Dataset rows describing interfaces

* * *

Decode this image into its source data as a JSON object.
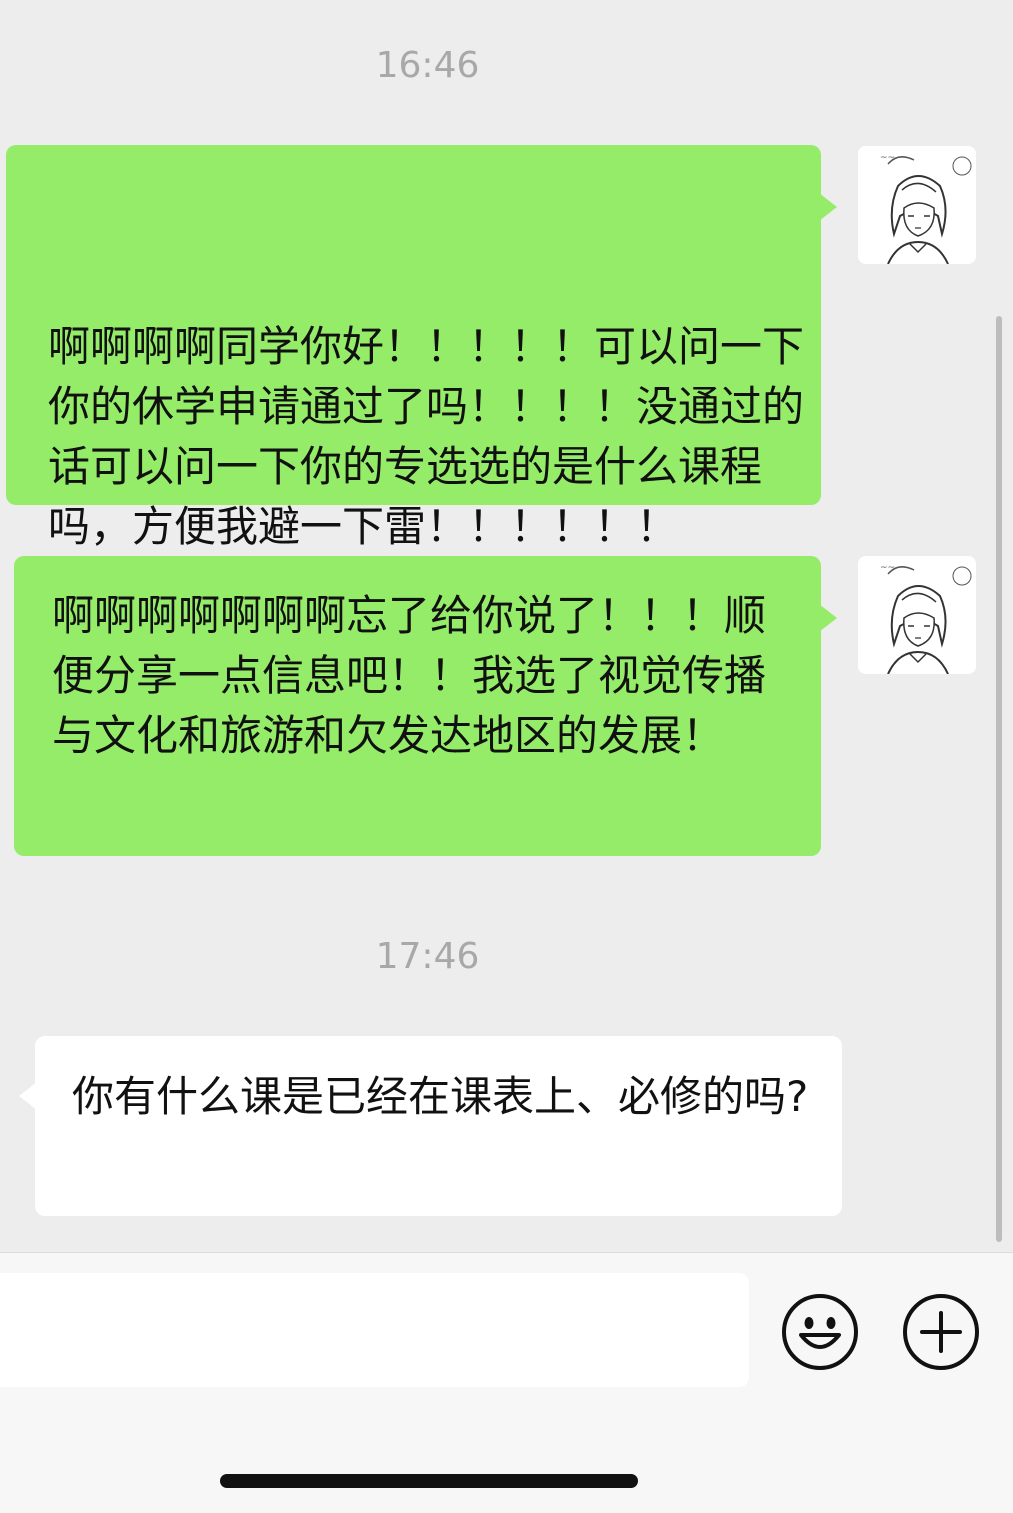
{
  "chat": {
    "timestamps": [
      "16:46",
      "17:46"
    ],
    "messages": [
      {
        "direction": "outgoing",
        "text": "啊啊啊啊同学你好！！！！！可以问一下你的休学申请通过了吗！！！！没通过的话可以问一下你的专选选的是什么课程吗，方便我避一下雷！！！！！！"
      },
      {
        "direction": "outgoing",
        "text": "啊啊啊啊啊啊啊忘了给你说了！！！顺便分享一点信息吧！！我选了视觉传播与文化和旅游和欠发达地区的发展！"
      },
      {
        "direction": "incoming",
        "text": "你有什么课是已经在课表上、必修的吗?"
      }
    ]
  },
  "avatar": {
    "icon": "user-avatar-sketch-girl",
    "colors": {
      "bg": "#ffffff",
      "stroke": "#333333"
    }
  },
  "input_bar": {
    "value": "",
    "icons": [
      "emoji-icon",
      "plus-icon"
    ]
  },
  "colors": {
    "outgoing_bubble": "#95ec69",
    "incoming_bubble": "#ffffff",
    "background": "#ededed",
    "timestamp": "#a8a8a8"
  }
}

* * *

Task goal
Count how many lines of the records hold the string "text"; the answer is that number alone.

Your solution
3